jam on it

saca262.jpg

Mexican elderberry
Sambucus cerulea
Adoxaceae

  • 10-25' X 15'

  • white FLOWERS in fall and spring, followed by fruit  

  • mostly evergreen medium-sized TREE

  • regular to moderate WATER (low to terrace zone)

  • FULL to part SUN

  • HARDY TO ABOUT 0º F

  • NECTAR PLANT FOR BUTTERFLIES AND NATIVE BEES

  • fruit attracts birds

  • larval food plant for moths

This isn't a plant a lot of people know about, but it is a plant they SHOULD know about if they love to eat and drink. There are several species of Sambucus, but the species we are most interested in is the Mexican elderberry (Sambucus cerulea) often sold under its old name Sambucus mexicana. 

Mexican elderberry is the source of fruit for elderberry wine or jam (made from the fruits). The flowers also are made into elixirs and teas. As a wildlife plant, you could hardly do better--the flowers attract nectar-loving insects like native bees and butterflies, the fruits attract all sorts of wildlife, especially birds in the urban areas, and the foliage is larval food for Owlet moths (Noctuids).
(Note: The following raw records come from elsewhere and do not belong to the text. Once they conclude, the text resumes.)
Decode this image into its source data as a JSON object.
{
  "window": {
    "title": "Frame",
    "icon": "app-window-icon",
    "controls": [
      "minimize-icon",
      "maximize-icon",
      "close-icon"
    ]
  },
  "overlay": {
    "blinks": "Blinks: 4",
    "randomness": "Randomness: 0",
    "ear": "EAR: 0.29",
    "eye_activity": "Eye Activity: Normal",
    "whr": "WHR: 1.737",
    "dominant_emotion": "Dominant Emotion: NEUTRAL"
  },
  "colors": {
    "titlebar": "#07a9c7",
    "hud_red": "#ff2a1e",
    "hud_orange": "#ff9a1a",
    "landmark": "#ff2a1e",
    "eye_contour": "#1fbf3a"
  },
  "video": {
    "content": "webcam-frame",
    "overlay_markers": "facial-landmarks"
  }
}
Trees get to about 20-25 feet tall though often found as smaller 10' shrubs--all depending on growing conditions and water availability. These trees are mostly evergreen, though the hot summers may make them yellow and drop some or all of their leaves. These trees take regular to moderate water, full to part sun, and preferably a protected location from high winds (branches are somewhat brittle). The foliage has somewhat of a foul smell, and the plant is mostly poisonous (except for the flowers and fruits--both which are best enjoyed cooked and/or fermented). 
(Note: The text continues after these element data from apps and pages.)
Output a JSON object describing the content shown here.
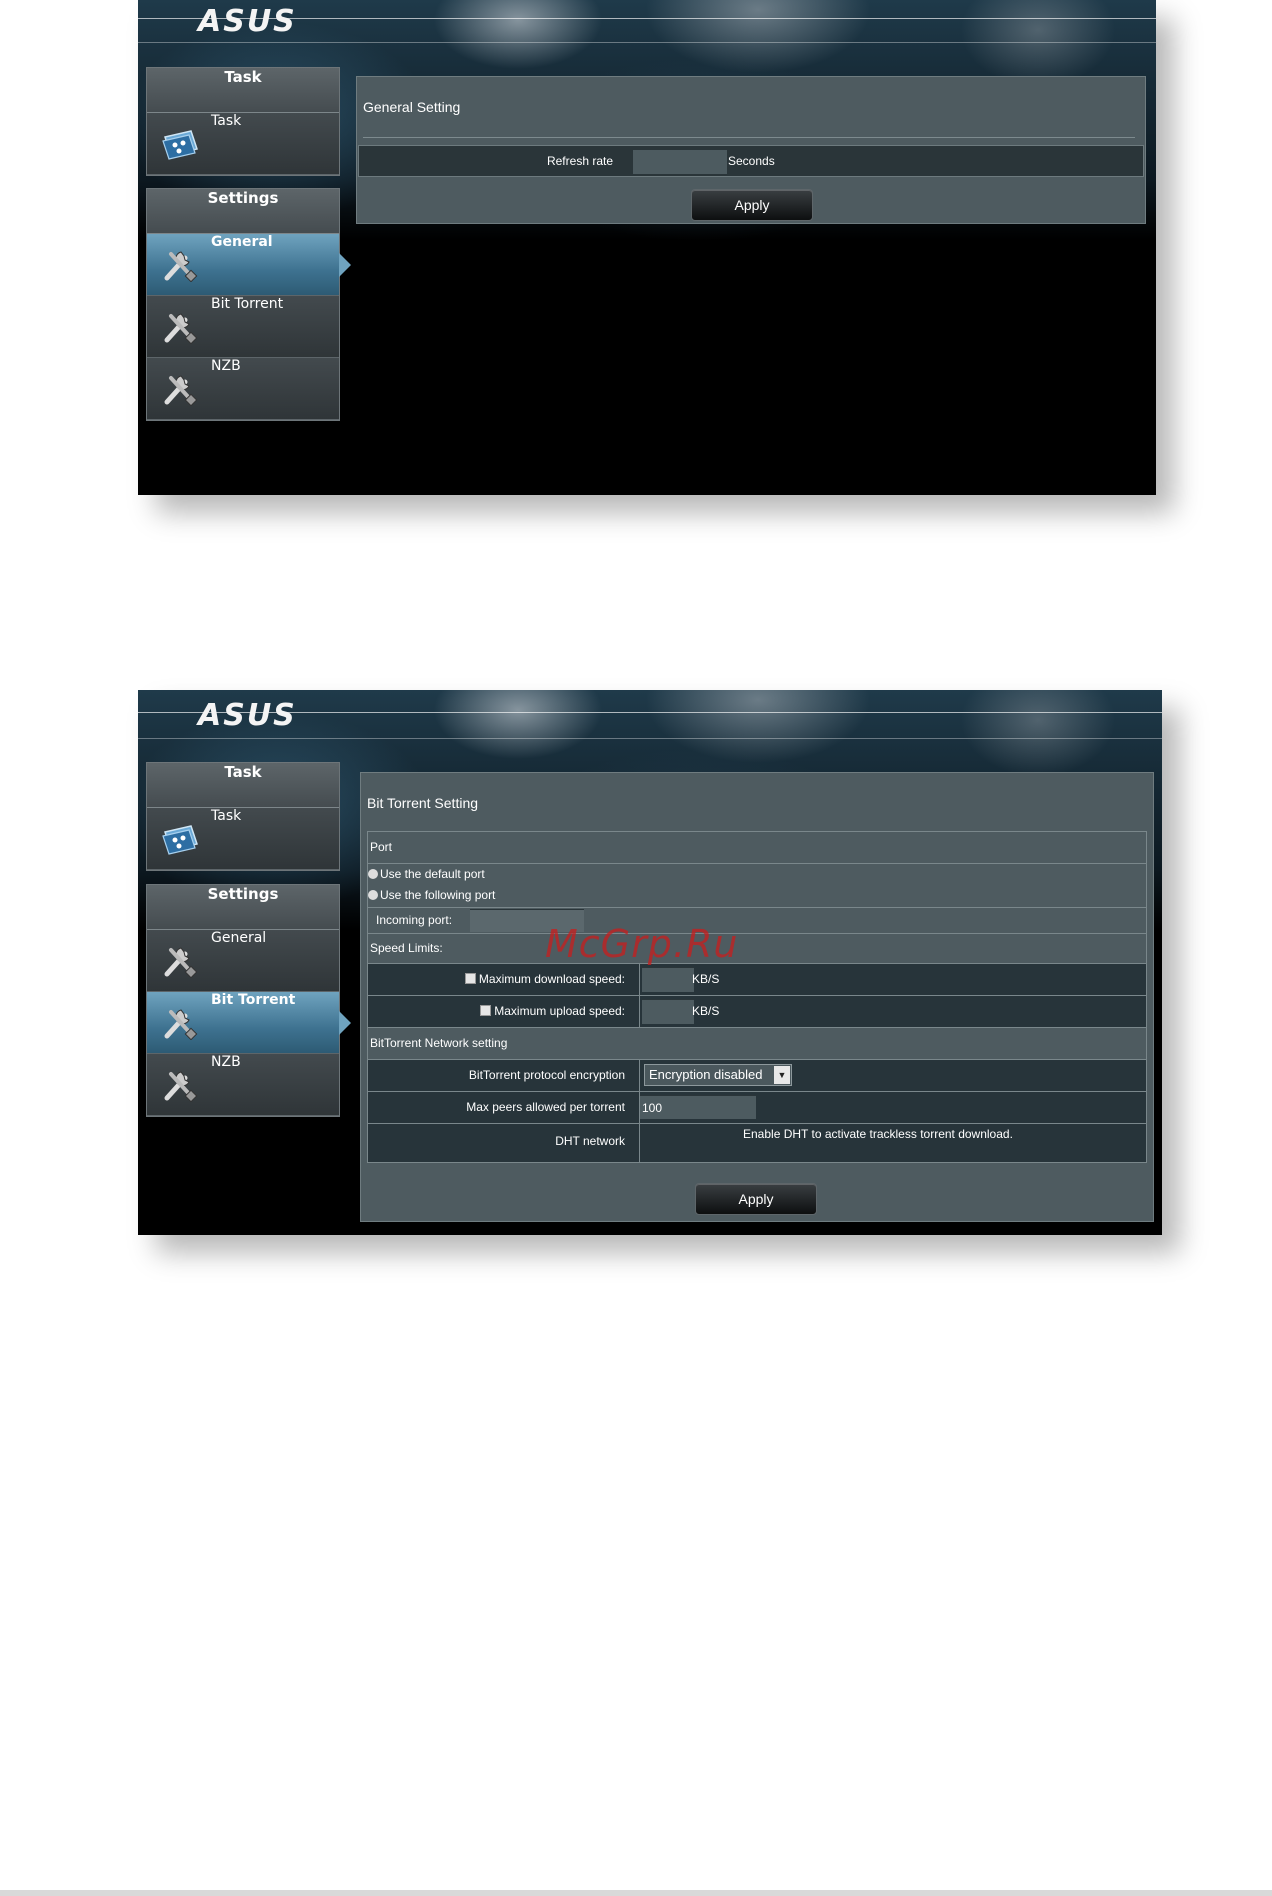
{
  "brand": {
    "logo_text": "ASUS"
  },
  "watermark": "McGrp.Ru",
  "screen1": {
    "menu": {
      "task_header": "Task",
      "task_item": "Task",
      "settings_header": "Settings",
      "items": [
        {
          "label": "General",
          "active": true
        },
        {
          "label": "Bit Torrent",
          "active": false
        },
        {
          "label": "NZB",
          "active": false
        }
      ]
    },
    "panel": {
      "title": "General Setting",
      "refresh_label": "Refresh rate",
      "refresh_value": "",
      "refresh_unit": "Seconds",
      "apply_label": "Apply"
    }
  },
  "screen2": {
    "menu": {
      "task_header": "Task",
      "task_item": "Task",
      "settings_header": "Settings",
      "items": [
        {
          "label": "General",
          "active": false
        },
        {
          "label": "Bit Torrent",
          "active": true
        },
        {
          "label": "NZB",
          "active": false
        }
      ]
    },
    "panel": {
      "title": "Bit Torrent Setting",
      "port_section": "Port",
      "default_port": "Use the default port",
      "following_port": "Use the following port",
      "incoming_port_label": "Incoming port:",
      "incoming_port_value": "",
      "speed_section": "Speed Limits:",
      "max_download_label": "Maximum download speed:",
      "max_download_value": "",
      "max_download_unit": "KB/S",
      "max_upload_label": "Maximum upload speed:",
      "max_upload_value": "",
      "max_upload_unit": "KB/S",
      "network_section": "BitTorrent Network setting",
      "encryption_label": "BitTorrent protocol encryption",
      "encryption_value": "Encryption disabled",
      "max_peers_label": "Max peers allowed per torrent",
      "max_peers_value": "100",
      "dht_label": "DHT network",
      "dht_note": "Enable DHT to activate trackless torrent download.",
      "apply_label": "Apply"
    }
  }
}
Mexican elderberry will flower and fruit at least twice a year (see photo below with flowers and fruit on same branch). This makes it valuable to wildlife that depend on nectar/fruit for sustenence. 
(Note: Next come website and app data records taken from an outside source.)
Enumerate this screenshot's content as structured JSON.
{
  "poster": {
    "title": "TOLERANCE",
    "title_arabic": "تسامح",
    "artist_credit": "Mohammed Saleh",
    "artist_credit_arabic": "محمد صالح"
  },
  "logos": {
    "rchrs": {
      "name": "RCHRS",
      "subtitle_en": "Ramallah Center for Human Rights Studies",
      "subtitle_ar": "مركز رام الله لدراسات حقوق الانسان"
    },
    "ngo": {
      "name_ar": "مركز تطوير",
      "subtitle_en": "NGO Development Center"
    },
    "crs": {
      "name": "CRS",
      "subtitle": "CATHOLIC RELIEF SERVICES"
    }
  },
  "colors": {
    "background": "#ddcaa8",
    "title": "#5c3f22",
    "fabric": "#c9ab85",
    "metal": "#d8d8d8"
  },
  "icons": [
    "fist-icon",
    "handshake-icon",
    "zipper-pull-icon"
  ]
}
P1120475 Sambucus cerulea fr Dryden.JPG
Katherine Gierlach